On the flip side, the conservative Republican Study Committee is set to unveil their own 2012 budget proposal on Thursday.

Who gets paid?: Our colleague John T. Bennett has the story on the bill Sen. Kay Bailey Hutchison’s bill to ensure that service members get paid at regular intervals during a shutdown. The Texas Republican said Wednesday that she hoped her legislation – which is similar to a measure being pushed by some of her House GOP colleagues from the Lone Star State – would be acted upon quickly.

Who says you can’t get 100 senators to agree on anything?: In fact, every member in the chamber voted Wednesday for a bill that would get rid of unemployment payments to millionaires. The measure’s sponsors said it would save up to $20 million.

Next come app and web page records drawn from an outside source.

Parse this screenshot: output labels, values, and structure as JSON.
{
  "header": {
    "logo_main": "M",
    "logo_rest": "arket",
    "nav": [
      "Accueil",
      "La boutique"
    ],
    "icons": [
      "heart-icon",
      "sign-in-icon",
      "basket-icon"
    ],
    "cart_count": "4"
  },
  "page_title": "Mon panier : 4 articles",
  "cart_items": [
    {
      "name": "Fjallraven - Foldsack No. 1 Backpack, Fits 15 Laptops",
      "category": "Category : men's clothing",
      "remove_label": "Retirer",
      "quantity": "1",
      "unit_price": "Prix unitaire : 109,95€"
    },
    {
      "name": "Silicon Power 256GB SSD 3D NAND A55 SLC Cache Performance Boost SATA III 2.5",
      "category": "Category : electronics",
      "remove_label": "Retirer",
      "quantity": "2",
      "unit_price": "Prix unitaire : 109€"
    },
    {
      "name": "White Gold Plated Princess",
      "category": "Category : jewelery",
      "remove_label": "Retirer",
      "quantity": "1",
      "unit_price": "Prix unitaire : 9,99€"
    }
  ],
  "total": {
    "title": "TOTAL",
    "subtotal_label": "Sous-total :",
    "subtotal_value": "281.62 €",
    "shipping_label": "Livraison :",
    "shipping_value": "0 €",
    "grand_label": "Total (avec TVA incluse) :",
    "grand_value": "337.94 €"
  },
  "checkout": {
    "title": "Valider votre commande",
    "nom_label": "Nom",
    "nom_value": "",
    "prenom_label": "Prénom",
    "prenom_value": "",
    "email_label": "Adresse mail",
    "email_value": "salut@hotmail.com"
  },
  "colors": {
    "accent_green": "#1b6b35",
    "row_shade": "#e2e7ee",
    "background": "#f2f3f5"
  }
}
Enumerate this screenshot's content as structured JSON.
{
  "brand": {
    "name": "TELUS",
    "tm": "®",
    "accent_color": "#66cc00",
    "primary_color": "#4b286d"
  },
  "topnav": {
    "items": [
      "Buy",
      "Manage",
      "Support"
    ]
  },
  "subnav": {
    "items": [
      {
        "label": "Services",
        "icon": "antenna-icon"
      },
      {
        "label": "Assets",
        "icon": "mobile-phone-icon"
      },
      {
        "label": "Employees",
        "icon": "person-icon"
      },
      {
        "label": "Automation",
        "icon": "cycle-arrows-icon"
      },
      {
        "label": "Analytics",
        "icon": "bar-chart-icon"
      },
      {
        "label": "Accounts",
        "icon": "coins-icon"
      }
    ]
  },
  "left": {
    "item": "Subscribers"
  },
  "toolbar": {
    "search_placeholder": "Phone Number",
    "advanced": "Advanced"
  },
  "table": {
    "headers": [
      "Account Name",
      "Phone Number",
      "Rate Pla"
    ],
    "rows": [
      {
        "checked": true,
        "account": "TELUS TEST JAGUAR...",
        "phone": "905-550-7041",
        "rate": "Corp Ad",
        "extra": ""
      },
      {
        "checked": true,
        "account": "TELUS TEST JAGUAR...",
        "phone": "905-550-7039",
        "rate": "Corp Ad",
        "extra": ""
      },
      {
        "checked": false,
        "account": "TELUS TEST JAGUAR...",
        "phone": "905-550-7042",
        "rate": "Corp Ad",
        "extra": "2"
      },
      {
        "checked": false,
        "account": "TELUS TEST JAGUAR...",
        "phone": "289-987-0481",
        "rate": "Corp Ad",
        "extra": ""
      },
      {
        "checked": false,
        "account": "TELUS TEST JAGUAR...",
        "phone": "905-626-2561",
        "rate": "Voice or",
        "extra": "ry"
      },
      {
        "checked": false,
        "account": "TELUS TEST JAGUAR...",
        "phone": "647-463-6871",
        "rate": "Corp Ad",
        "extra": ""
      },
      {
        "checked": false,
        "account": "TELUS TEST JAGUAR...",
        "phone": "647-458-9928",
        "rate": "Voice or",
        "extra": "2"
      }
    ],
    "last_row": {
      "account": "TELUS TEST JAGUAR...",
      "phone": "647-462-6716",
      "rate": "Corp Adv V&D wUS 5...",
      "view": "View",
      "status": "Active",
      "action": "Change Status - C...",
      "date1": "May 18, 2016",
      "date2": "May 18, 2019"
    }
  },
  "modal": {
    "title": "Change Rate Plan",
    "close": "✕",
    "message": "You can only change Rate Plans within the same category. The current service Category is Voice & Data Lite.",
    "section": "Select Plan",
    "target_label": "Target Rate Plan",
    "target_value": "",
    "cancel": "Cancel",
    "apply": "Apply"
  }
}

WHAT YOU MIGHT HAVE MISSED:

On the Money’s Wednesday:

- James Baker, Dick Gephardt: Keep tax reform away from deficit-reduction discussion.

- Jon TesterJon TesterWhy 'cherry-picking' is the solution to our nation’s flood insurance disaster Trump signs Veterans Affairs bill at New Jersey golf club It's time for McConnell to fight with Trump instead of against him MORE thinks he has the 60 votes to delay the Durbin amendment. 

- House Financial Services subcommittee advances eight Fannie, Freddie bills.

Barney Frank and Spencer BachusSpencer BachusBusiness pressure ramps up against Trump's Ex-Im nominee Trump considering withdrawing Ex-Im nominee: report Business groups silent on Trump's Ex-Im nominee MORE both fear that someone’s impersonating Barney Frank. 

- GOP still has CFPB in its sights; Jennifer Granholm says she won’t lead the bureau. 

- Heath Shuler defects from fellow Dems, votes to extend Bush tax cuts for millionaires.

- Sherrod BrownSherrod Campbell BrownOvernight Finance: House passes spending bill with border wall funds | Ryan drops border tax idea | Russia sanctions bill goes to Trump's desk | Dems grill bank regulator picks Dems grill Trump bank regulator nominees Senate Dems launch talkathon ahead of ObamaCare repeal vote MORE wants lawmakers to wait on their pensions. 

- The administration outlines what happens in a shutdown ...

- While the IRS commissioner says: No matter what, your taxes are still due April 18.

Feedback: bbecker@thehill.com